Information given Block Start
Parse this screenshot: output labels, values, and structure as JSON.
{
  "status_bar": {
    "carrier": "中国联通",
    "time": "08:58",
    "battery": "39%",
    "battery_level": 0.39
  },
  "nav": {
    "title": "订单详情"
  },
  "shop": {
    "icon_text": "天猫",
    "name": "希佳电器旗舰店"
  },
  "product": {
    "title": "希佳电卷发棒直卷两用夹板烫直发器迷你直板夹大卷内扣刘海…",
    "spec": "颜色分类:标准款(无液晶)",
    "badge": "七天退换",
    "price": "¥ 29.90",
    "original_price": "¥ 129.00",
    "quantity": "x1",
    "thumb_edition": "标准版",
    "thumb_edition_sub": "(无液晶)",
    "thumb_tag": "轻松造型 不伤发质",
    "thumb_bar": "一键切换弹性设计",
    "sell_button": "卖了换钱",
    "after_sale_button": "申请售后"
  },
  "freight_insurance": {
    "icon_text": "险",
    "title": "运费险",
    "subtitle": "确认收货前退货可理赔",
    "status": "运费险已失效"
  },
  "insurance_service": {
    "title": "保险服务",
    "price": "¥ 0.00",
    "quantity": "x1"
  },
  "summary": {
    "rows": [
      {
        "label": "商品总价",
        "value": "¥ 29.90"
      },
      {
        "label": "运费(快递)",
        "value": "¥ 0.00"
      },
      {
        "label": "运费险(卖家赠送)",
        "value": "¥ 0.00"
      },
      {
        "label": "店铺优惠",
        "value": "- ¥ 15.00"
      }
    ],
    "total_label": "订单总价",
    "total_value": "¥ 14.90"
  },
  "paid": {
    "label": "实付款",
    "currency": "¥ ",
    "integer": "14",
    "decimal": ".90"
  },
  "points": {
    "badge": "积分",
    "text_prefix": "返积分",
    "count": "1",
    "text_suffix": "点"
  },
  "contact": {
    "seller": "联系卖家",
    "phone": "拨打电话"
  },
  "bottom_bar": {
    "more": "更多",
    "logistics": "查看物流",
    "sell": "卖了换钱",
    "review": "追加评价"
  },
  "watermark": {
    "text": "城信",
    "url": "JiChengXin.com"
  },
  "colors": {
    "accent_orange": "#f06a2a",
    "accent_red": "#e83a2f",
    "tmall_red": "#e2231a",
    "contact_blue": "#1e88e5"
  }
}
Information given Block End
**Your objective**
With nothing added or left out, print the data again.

**Result of this task**
Parse this screenshot: output labels, values, and structure as JSON.
{
  "status_bar": {
    "carrier": "中国联通",
    "time": "08:58",
    "battery": "39%",
    "battery_level": 0.39
  },
  "nav": {
    "title": "订单详情"
  },
  "shop": {
    "icon_text": "天猫",
    "name": "希佳电器旗舰店"
  },
  "product": {
    "title": "希佳电卷发棒直卷两用夹板烫直发器迷你直板夹大卷内扣刘海…",
    "spec": "颜色分类:标准款(无液晶)",
    "badge": "七天退换",
    "price": "¥ 29.90",
    "original_price": "¥ 129.00",
    "quantity": "x1",
    "thumb_edition": "标准版",
    "thumb_edition_sub": "(无液晶)",
    "thumb_tag": "轻松造型 不伤发质",
    "thumb_bar": "一键切换弹性设计",
    "sell_button": "卖了换钱",
    "after_sale_button": "申请售后"
  },
  "freight_insurance": {
    "icon_text": "险",
    "title": "运费险",
    "subtitle": "确认收货前退货可理赔",
    "status": "运费险已失效"
  },
  "insurance_service": {
    "title": "保险服务",
    "price": "¥ 0.00",
    "quantity": "x1"
  },
  "summary": {
    "rows": [
      {
        "label": "商品总价",
        "value": "¥ 29.90"
      },
      {
        "label": "运费(快递)",
        "value": "¥ 0.00"
      },
      {
        "label": "运费险(卖家赠送)",
        "value": "¥ 0.00"
      },
      {
        "label": "店铺优惠",
        "value": "- ¥ 15.00"
      }
    ],
    "total_label": "订单总价",
    "total_value": "¥ 14.90"
  },
  "paid": {
    "label": "实付款",
    "currency": "¥ ",
    "integer": "14",
    "decimal": ".90"
  },
  "points": {
    "badge": "积分",
    "text_prefix": "返积分",
    "count": "1",
    "text_suffix": "点"
  },
  "contact": {
    "seller": "联系卖家",
    "phone": "拨打电话"
  },
  "bottom_bar": {
    "more": "更多",
    "logistics": "查看物流",
    "sell": "卖了换钱",
    "review": "追加评价"
  },
  "watermark": {
    "text": "城信",
    "url": "JiChengXin.com"
  },
  "colors": {
    "accent_orange": "#f06a2a",
    "accent_red": "#e83a2f",
    "tmall_red": "#e2231a",
    "contact_blue": "#1e88e5"
  }
}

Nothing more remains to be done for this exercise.